Basic resolvers are two-pole resolvers, meaning that the angular information is the mechanical angle of the stator. These devices can deliver the absolute angle position. Other types of resolver are multipole resolvers. They have 2*p poles, and thus can deliver p cycles in one rotation of the rotor: electrical angle = mechanical angle * p. Some types of resolvers include both types, with the 2-pole windings used for absolute position and the multipole windings for accurate position. Two-pole resolvers can usually reach angular accuracy up to about +/-5', whereas multipole resolver can provide better accuracy, up to 10'' for 16-pole resolvers, to even 1'', for instance for 128-pole resolvers.

Multipole resolvers may also be used for monitoring multipole electrical motors. This device can be used in any application in which the exact rotation of an object relative to another object is needed, such as in a rotary antenna platform or a robot. In practice, the resolver is usually directly mounted to an electric motor. The resolver feedback signals are usually monitored for multiple revolutions by another device. This allows for geared reduction of assemblies being rotated and improved accuracy from the resolver system.

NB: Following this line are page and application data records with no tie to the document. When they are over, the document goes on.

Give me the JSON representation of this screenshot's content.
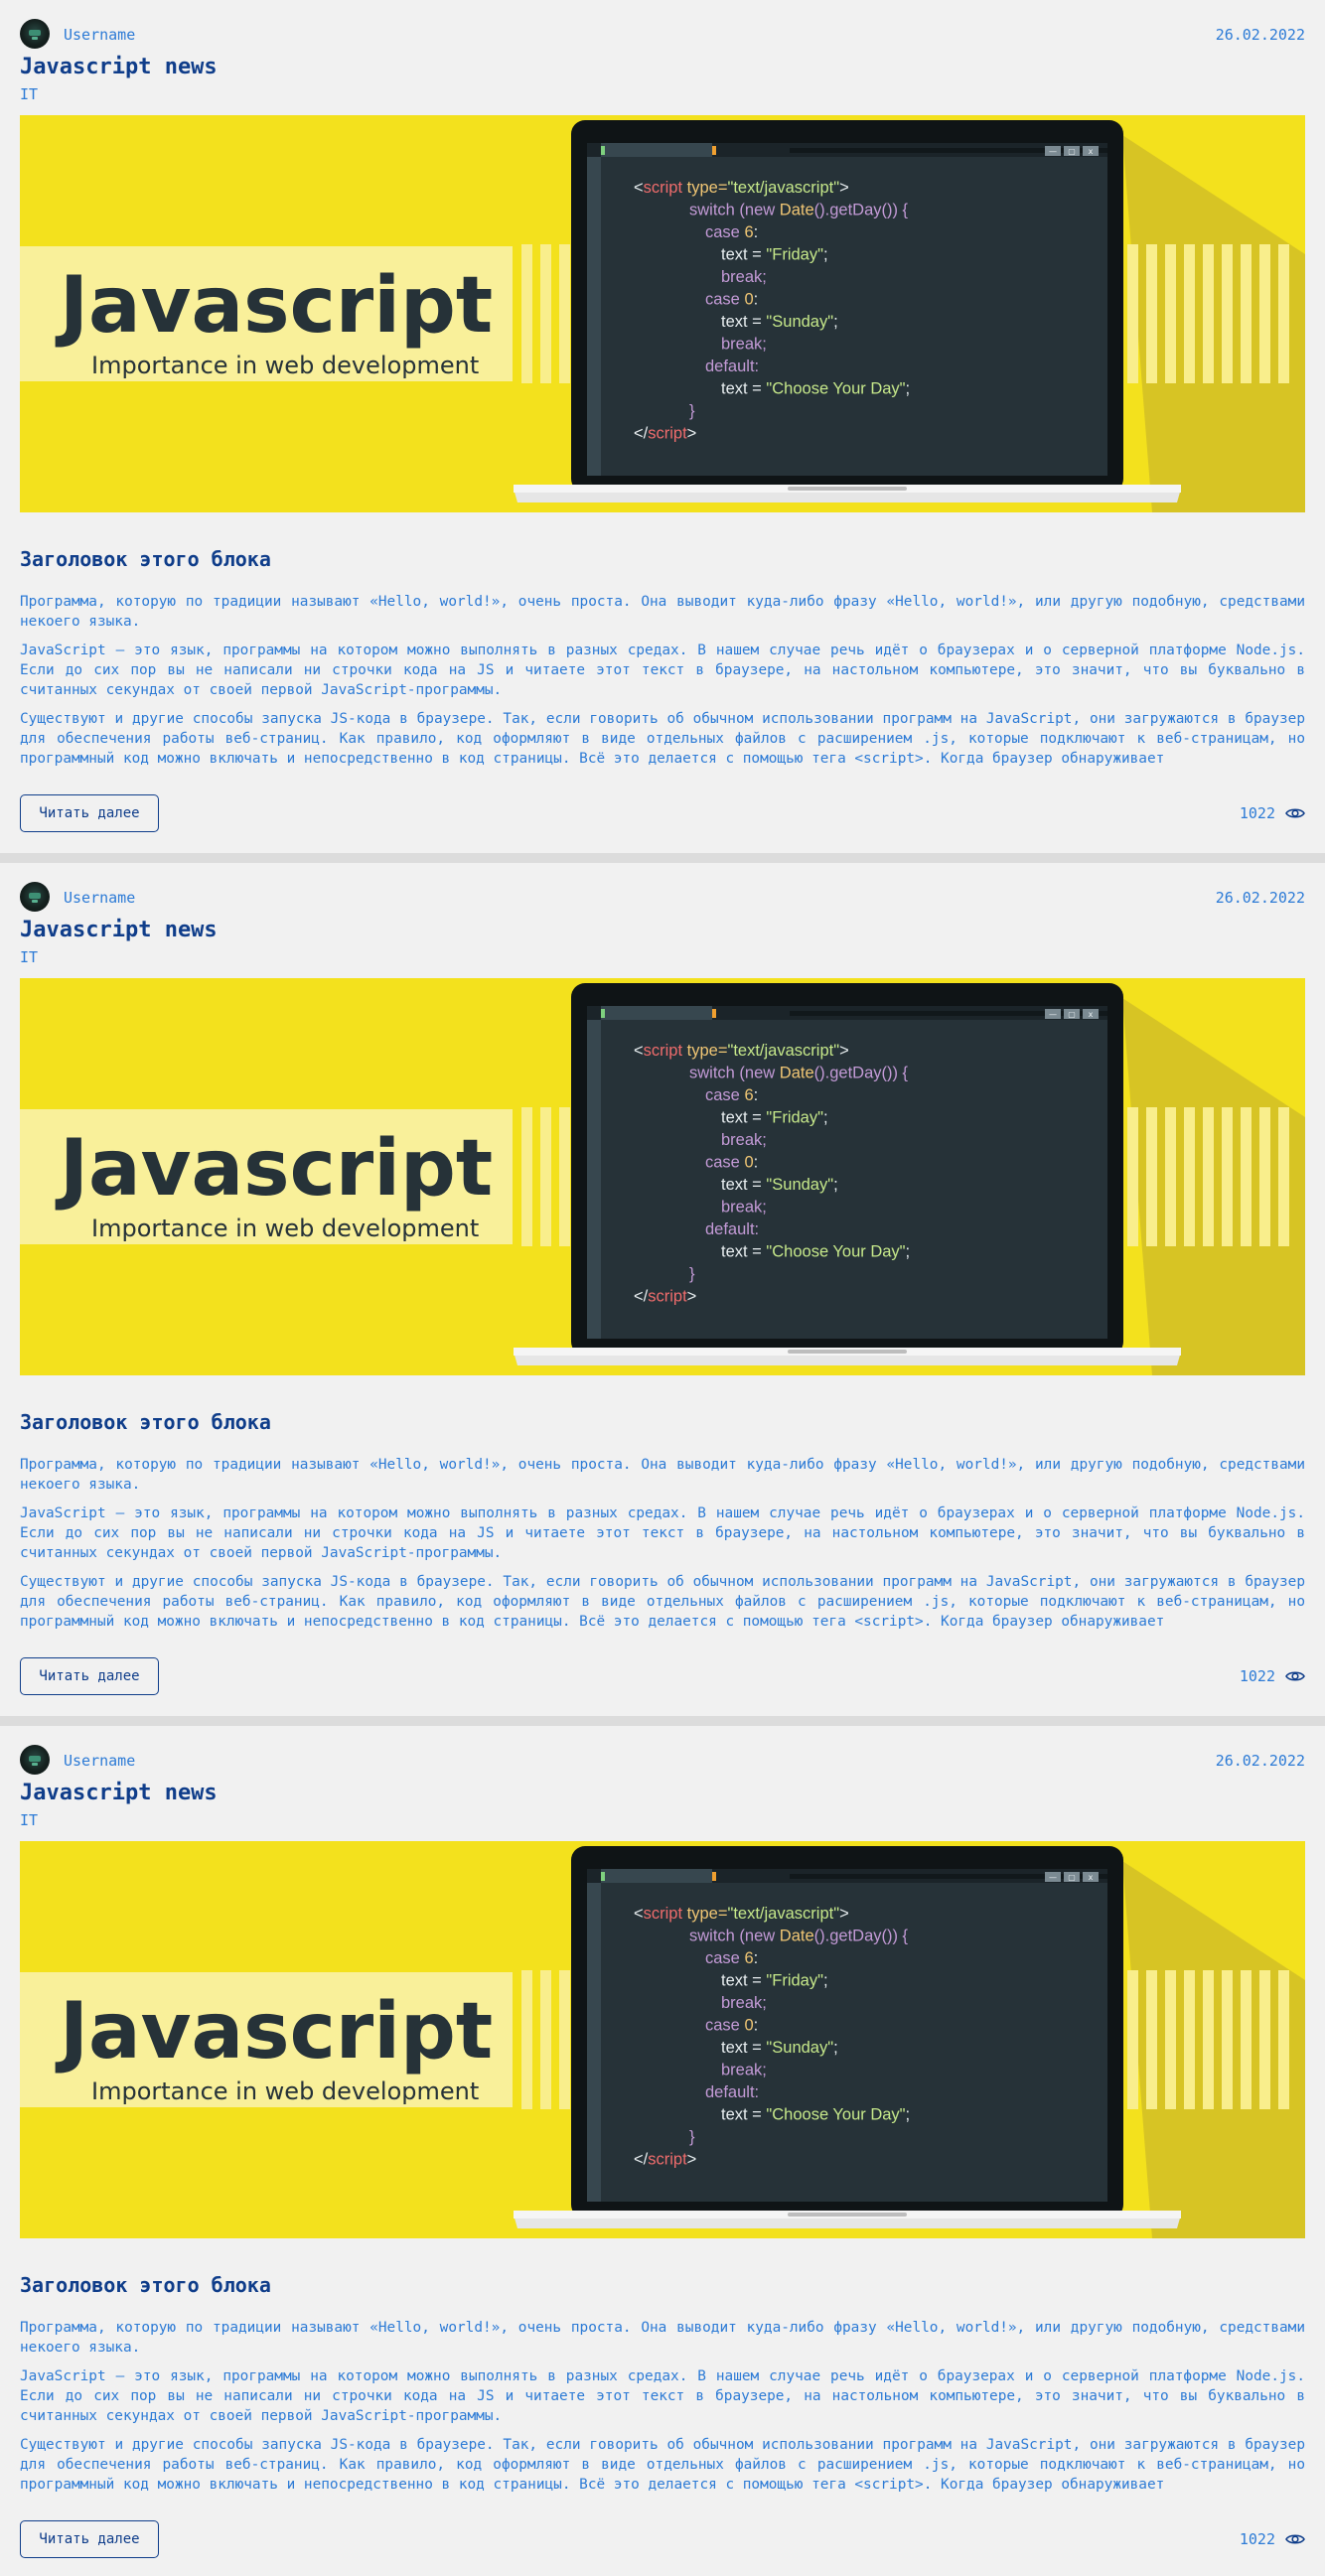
{
  "posts": [
    {
      "username": "Username",
      "date": "26.02.2022",
      "title": "Javascript news",
      "category": "IT",
      "heading": "Заголовок этого блока",
      "paragraphs": [
        "Программа, которую по традиции называют «Hello, world!», очень проста. Она выводит куда-либо фразу «Hello, world!», или другую подобную, средствами некоего языка.",
        "JavaScript — это язык, программы на котором можно выполнять в разных средах. В нашем случае речь идёт о браузерах и о серверной платформе Node.js. Если до сих пор вы не написали ни строчки кода на JS и читаете этот текст в браузере, на настольном компьютере, это значит, что вы буквально в считанных секундах от своей первой JavaScript-программы.",
        "Существуют и другие способы запуска JS-кода в браузере. Так, если говорить об обычном использовании программ на JavaScript, они загружаются в браузер для обеспечения работы веб-страниц. Как правило, код оформляют в виде отдельных файлов с расширением .js, которые подключают к веб-страницам, но программный код можно включать и непосредственно в код страницы. Всё это делается с помощью тега <script>. Когда браузер обнаруживает"
      ],
      "read_more": "Читать далее",
      "views": "1022"
    },
    {
      "username": "Username",
      "date": "26.02.2022",
      "title": "Javascript news",
      "category": "IT",
      "heading": "Заголовок этого блока",
      "paragraphs": [
        "Программа, которую по традиции называют «Hello, world!», очень проста. Она выводит куда-либо фразу «Hello, world!», или другую подобную, средствами некоего языка.",
        "JavaScript — это язык, программы на котором можно выполнять в разных средах. В нашем случае речь идёт о браузерах и о серверной платформе Node.js. Если до сих пор вы не написали ни строчки кода на JS и читаете этот текст в браузере, на настольном компьютере, это значит, что вы буквально в считанных секундах от своей первой JavaScript-программы.",
        "Существуют и другие способы запуска JS-кода в браузере. Так, если говорить об обычном использовании программ на JavaScript, они загружаются в браузер для обеспечения работы веб-страниц. Как правило, код оформляют в виде отдельных файлов с расширением .js, которые подключают к веб-страницам, но программный код можно включать и непосредственно в код страницы. Всё это делается с помощью тега <script>. Когда браузер обнаруживает"
      ],
      "read_more": "Читать далее",
      "views": "1022"
    },
    {
      "username": "Username",
      "date": "26.02.2022",
      "title": "Javascript news",
      "category": "IT",
      "heading": "Заголовок этого блока",
      "paragraphs": [
        "Программа, которую по традиции называют «Hello, world!», очень проста. Она выводит куда-либо фразу «Hello, world!», или другую подобную, средствами некоего языка.",
        "JavaScript — это язык, программы на котором можно выполнять в разных средах. В нашем случае речь идёт о браузерах и о серверной платформе Node.js. Если до сих пор вы не написали ни строчки кода на JS и читаете этот текст в браузере, на настольном компьютере, это значит, что вы буквально в считанных секундах от своей первой JavaScript-программы.",
        "Существуют и другие способы запуска JS-кода в браузере. Так, если говорить об обычном использовании программ на JavaScript, они загружаются в браузер для обеспечения работы веб-страниц. Как правило, код оформляют в виде отдельных файлов с расширением .js, которые подключают к веб-страницам, но программный код можно включать и непосредственно в код страницы. Всё это делается с помощью тега <script>. Когда браузер обнаруживает"
      ],
      "read_more": "Читать далее",
      "views": "1022"
    }
  ],
  "banner": {
    "headline": "Javascript",
    "subline": "Importance in web development",
    "code_lines": [
      [
        "<",
        "script",
        " type=",
        "\"text/javascript\"",
        ">"
      ],
      [
        "switch (new ",
        "Date",
        "().getDay()) {"
      ],
      [
        "case ",
        "6",
        ":"
      ],
      [
        "text = ",
        "\"Friday\"",
        ";"
      ],
      [
        "break;"
      ],
      [
        "case ",
        "0",
        ":"
      ],
      [
        "text = ",
        "\"Sunday\"",
        ";"
      ],
      [
        "break;"
      ],
      [
        "default:"
      ],
      [
        "text = ",
        "\"Choose Your Day\"",
        ";"
      ],
      [
        "}"
      ],
      [
        "</",
        "script",
        ">"
      ]
    ],
    "window_buttons": [
      "—",
      "▢",
      "x"
    ]
  },
  "icons": {
    "avatar": "avatar-image",
    "views": "eye-icon"
  },
  "colors": {
    "title": "#0f3d8a",
    "accent": "#2d7bd6",
    "banner_bg": "#f3e11d",
    "banner_text": "#263238"
  }
}
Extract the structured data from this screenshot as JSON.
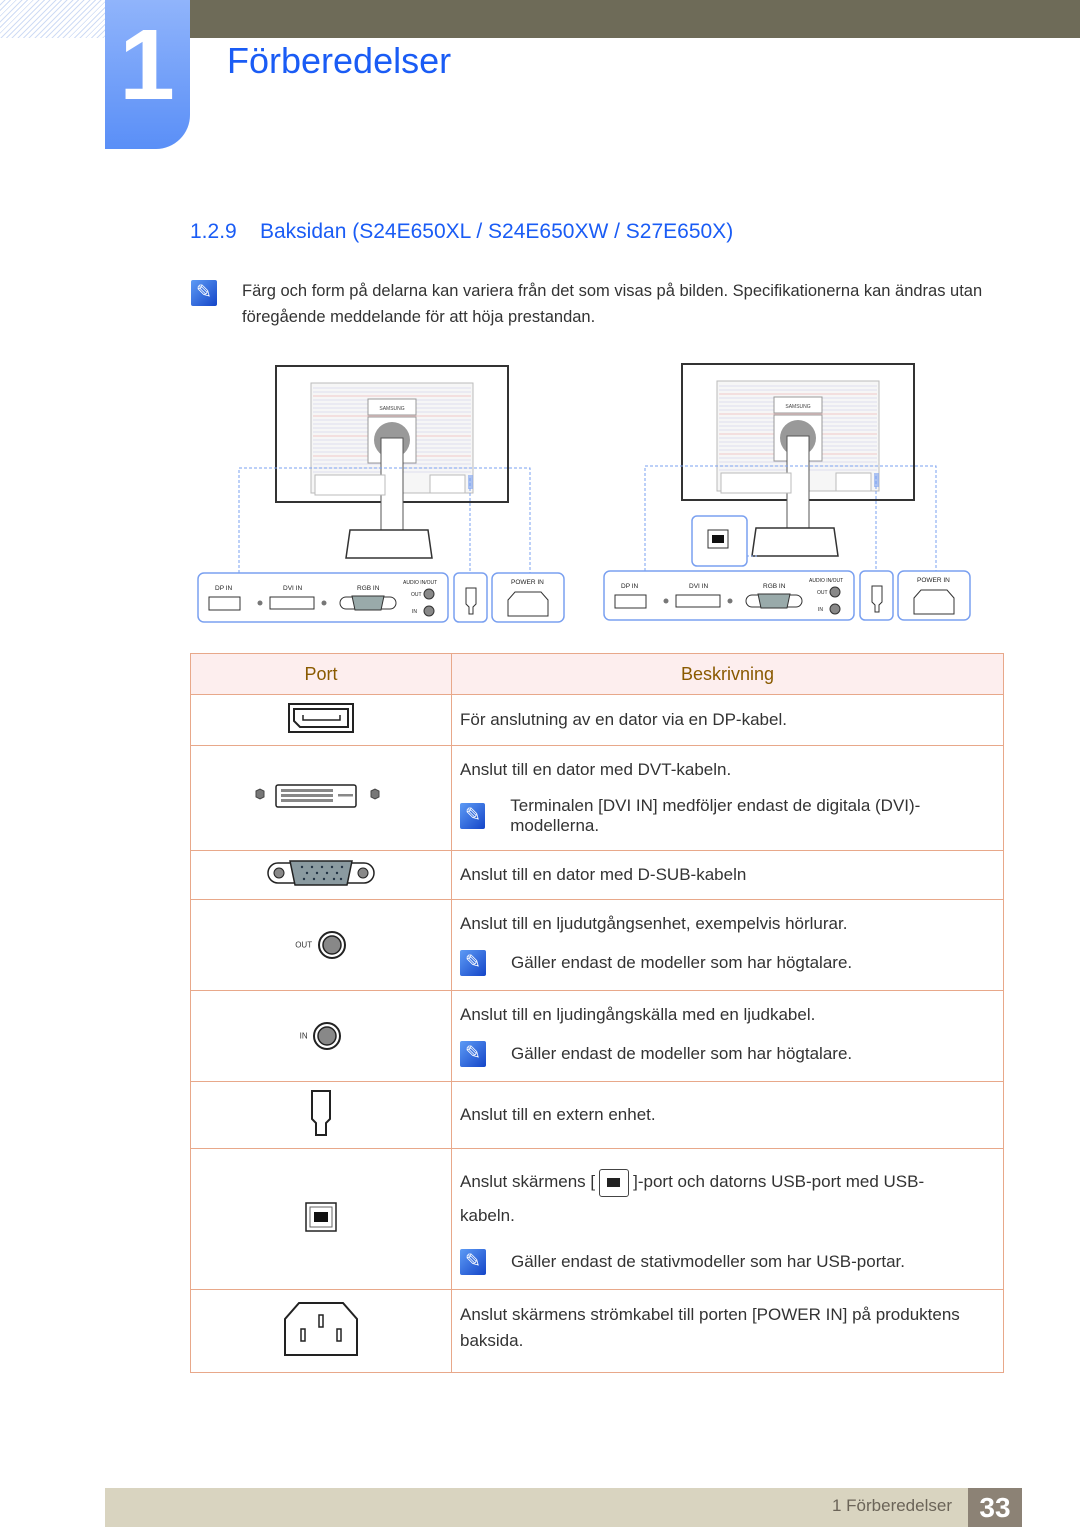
{
  "chapter": {
    "number": "1",
    "title": "Förberedelser"
  },
  "section": {
    "number": "1.2.9",
    "title": "Baksidan (S24E650XL / S24E650XW / S27E650X)"
  },
  "intro_note": "Färg och form på delarna kan variera från det som visas på bilden. Specifikationerna kan ändras utan föregående meddelande för att höja prestandan.",
  "diagram": {
    "brand": "SAMSUNG",
    "dp": "DP IN",
    "dvi": "DVI IN",
    "rgb": "RGB IN",
    "audio": "AUDIO IN/OUT",
    "out": "OUT",
    "in": "IN",
    "power": "POWER IN",
    "accent": "#7aa0f0"
  },
  "table": {
    "headers": [
      "Port",
      "Beskrivning"
    ],
    "rows": [
      {
        "port_icon": "displayport-icon",
        "text": "För anslutning av en dator via en DP-kabel."
      },
      {
        "port_icon": "dvi-port-icon",
        "text": "Anslut till en dator med DVT-kabeln.",
        "note": "Terminalen [DVI IN] medföljer endast de digitala (DVI)-modellerna."
      },
      {
        "port_icon": "vga-port-icon",
        "text": "Anslut till en dator med D-SUB-kabeln"
      },
      {
        "port_icon": "audio-out-icon",
        "port_label": "OUT",
        "text": "Anslut till en ljudutgångsenhet, exempelvis hörlurar.",
        "note": "Gäller endast de modeller som har högtalare."
      },
      {
        "port_icon": "audio-in-icon",
        "port_label": "IN",
        "text": "Anslut till en ljudingångskälla med en ljudkabel.",
        "note": "Gäller endast de modeller som har högtalare."
      },
      {
        "port_icon": "external-port-icon",
        "text": "Anslut till en extern enhet."
      },
      {
        "port_icon": "usb-b-port-icon",
        "text_before": "Anslut skärmens [",
        "text_after": "]-port och datorns USB-port med USB-",
        "text_cont": "kabeln.",
        "note": "Gäller endast de stativmodeller som har USB-portar."
      },
      {
        "port_icon": "power-port-icon",
        "text": "Anslut skärmens strömkabel till porten [POWER IN] på produktens baksida."
      }
    ]
  },
  "footer": {
    "chapter": "1 Förberedelser",
    "page": "33"
  }
}
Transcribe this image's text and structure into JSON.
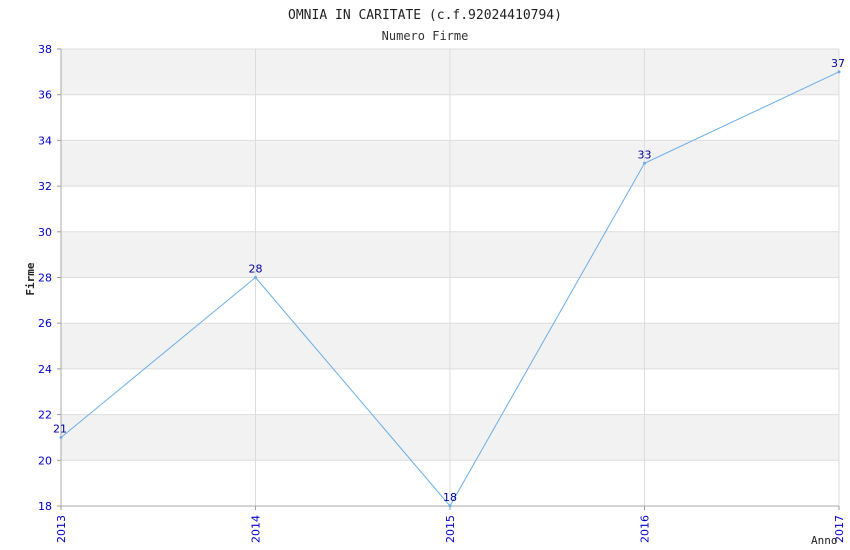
{
  "chart_data": {
    "type": "line",
    "title": "OMNIA IN CARITATE (c.f.92024410794)",
    "subtitle": "Numero Firme",
    "xlabel": "Anno",
    "ylabel": "Firme",
    "x": [
      "2013",
      "2014",
      "2015",
      "2016",
      "2017"
    ],
    "series": [
      {
        "values": [
          21,
          28,
          18,
          33,
          37
        ]
      }
    ],
    "ylim": [
      18,
      38
    ],
    "yticks": [
      "18",
      "20",
      "22",
      "24",
      "26",
      "28",
      "30",
      "32",
      "34",
      "36",
      "38"
    ],
    "grid": true,
    "colors": {
      "line": "#6aaee8",
      "tick_labels": "#0000cc",
      "data_labels": "#000099",
      "band": "#f2f2f2",
      "gridline": "#dddddd"
    }
  }
}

Because the power supplied to the resolvers produces no actual work, the voltages used are usually low (<24 VAC) for all resolvers. Resolvers designed for terrestrial use tend to be driven at 50-60 Hz (mains power frequency), while those for marine or aeronautical use tend to operate at 400 Hz (the frequency of the on-board generator driven by the engines). Control systems tend to use higher frequencies (5 kHz).

Other types of resolver include:

Receiver resolvers

These resolvers are used in the opposite way to transmitter resolvers (the type described above). The two diphased windings are energized, the ratio between the sine and the cosine representing the electrical angle. The system turns the rotor to obtain a zero voltage in the rotor winding. At this position, the mechanical angle of the rotor equals the electrical angle applied to the stator.

Differential resolvers

These types combine two diphased primary windings in one of the stacks of sheets, as with the receiver, and two diphased secondary windings in the other. The relation of the electrical angle delivered by the two secondary windings and the other angles is secondary electrical angle, mechanical angle, and primary electrical angle. These types were used, for instance, to calculate trigonometric functions without electronic computers.

A related type is also the transolver, combining a two-phase winding like the resolver and a triphased winding like the synchro.